There is various mechanics system for the development of the thyroid disease. Various antibodies are present against thyroid tissue. Cytotoxic T cells activation as a response to cell-mediated immune response accompanied by T helper cells is the main pathway for the destruction of the thyroid tissue. With activation of T helper lymphocytes, macrophages also are involved which release inflammatory cytokines in the thyroid tissue causing more and more recruitment of macrophages inside thyroid.
Grossly the thyroid becomes enlarged and there is focal nodular appearance. Histologically parenchyma is infiltrated by various lymphocytes. There atrophic changes in the thyroid parenchyma, which during the course of disease get fibrosed end seen as a dense fibrotic band of collagen.
Recent studies have identified 5 stages of the progression of the disease as-
Genetic Predisposition- It is the initial stage of the disease where the person has a genetic predisposition, but have not been exposed to the risk factors so the levels of T3 and T4 in some individuals is normal and no anti-thyroid antibodies are seen.
Infiltration of Immune Cell in the Parenchyma of Thyroid- In this stage the thyroid is infiltrated by lymphocytes, which causes the destruction of the normal parenchyma. This stage is long and may take years to get a detected before much damage is done.
Subclinical Hypothyroidism- This stage is characterized by slightly elevated TSH level. There is increase in the concentration of anti-thyroid antibodies as compared to 2nd stage.

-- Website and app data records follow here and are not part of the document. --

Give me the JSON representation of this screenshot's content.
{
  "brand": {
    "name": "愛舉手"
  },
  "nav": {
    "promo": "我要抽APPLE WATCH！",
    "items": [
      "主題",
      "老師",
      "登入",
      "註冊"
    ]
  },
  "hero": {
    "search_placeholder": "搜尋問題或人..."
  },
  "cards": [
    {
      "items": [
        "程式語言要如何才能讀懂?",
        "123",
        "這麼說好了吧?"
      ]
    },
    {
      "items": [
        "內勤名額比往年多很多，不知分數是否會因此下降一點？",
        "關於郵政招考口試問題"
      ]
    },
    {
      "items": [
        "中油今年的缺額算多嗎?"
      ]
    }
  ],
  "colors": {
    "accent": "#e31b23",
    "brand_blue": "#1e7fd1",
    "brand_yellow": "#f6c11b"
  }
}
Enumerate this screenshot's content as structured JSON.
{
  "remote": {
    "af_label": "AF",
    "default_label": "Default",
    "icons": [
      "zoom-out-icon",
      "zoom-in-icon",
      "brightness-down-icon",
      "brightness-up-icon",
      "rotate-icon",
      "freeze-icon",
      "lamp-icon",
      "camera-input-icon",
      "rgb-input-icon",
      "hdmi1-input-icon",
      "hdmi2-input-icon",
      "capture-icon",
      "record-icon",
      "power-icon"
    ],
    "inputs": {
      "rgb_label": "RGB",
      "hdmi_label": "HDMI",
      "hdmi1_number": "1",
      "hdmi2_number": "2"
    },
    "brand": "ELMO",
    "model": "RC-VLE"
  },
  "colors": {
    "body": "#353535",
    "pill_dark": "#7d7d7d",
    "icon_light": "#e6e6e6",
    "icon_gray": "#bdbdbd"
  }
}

Overt Hypothyroidism- Here the destruction of the thyroid parenchyma is such that the normal function of that gland cannot be performed so there is decreased level of T3 and T4 and elevation in TSH level.
Progression to Other Autoimmune Diseases- As there is a loss of balance in the immune system of the body, the immune system may find another gland and to attract tissue.
The disease is more common in regions having high iodine intake and it can occur in all age groups, but is quite more common in between 30 and 50 years of age. The incidence of the disease is more in females than that of males and is strongly linked with hypothyroidism.